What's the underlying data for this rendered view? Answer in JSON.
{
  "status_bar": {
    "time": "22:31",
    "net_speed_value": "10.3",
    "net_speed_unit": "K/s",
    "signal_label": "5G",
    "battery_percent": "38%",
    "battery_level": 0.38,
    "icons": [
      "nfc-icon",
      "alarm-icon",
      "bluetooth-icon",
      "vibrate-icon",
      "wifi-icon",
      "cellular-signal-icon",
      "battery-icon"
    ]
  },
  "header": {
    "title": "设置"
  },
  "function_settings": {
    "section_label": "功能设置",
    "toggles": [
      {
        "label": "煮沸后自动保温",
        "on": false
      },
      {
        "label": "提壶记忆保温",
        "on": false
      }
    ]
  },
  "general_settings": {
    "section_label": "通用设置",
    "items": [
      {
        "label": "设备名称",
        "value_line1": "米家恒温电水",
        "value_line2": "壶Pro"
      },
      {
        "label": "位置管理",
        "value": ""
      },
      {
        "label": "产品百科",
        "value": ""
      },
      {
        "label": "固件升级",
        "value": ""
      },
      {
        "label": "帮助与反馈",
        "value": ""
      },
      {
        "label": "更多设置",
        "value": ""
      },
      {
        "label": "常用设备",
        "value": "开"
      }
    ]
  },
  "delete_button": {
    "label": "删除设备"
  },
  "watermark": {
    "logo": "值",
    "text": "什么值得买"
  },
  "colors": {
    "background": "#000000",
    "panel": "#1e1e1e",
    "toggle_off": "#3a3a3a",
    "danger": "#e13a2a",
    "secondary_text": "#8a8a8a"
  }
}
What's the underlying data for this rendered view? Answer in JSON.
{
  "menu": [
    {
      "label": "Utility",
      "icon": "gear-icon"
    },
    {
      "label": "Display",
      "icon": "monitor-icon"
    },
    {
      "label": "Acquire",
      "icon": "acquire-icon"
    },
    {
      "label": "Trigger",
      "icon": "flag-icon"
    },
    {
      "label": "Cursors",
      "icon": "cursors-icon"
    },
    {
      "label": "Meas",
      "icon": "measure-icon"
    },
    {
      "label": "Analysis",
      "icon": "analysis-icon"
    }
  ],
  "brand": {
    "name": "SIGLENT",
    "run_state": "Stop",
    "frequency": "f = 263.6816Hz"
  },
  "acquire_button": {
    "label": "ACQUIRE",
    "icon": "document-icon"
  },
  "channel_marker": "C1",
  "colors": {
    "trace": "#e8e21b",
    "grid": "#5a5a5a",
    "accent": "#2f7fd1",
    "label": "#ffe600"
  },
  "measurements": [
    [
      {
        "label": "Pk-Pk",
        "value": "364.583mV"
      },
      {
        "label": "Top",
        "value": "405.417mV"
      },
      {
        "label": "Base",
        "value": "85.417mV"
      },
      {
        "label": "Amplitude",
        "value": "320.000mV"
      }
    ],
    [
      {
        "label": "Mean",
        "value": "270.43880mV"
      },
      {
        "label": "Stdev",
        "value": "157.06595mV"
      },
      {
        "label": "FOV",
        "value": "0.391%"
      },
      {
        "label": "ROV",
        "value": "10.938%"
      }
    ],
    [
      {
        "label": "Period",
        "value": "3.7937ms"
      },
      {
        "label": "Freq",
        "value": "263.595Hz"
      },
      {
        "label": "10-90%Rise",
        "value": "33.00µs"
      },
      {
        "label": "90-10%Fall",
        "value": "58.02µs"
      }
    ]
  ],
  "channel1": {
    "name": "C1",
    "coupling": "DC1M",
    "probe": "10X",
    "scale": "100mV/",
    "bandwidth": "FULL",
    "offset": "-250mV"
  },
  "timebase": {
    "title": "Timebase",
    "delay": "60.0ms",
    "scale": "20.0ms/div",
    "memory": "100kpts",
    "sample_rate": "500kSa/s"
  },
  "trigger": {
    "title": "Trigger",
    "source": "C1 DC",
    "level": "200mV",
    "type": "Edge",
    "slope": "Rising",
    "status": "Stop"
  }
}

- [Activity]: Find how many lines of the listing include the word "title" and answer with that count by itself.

- [Final answer]: 3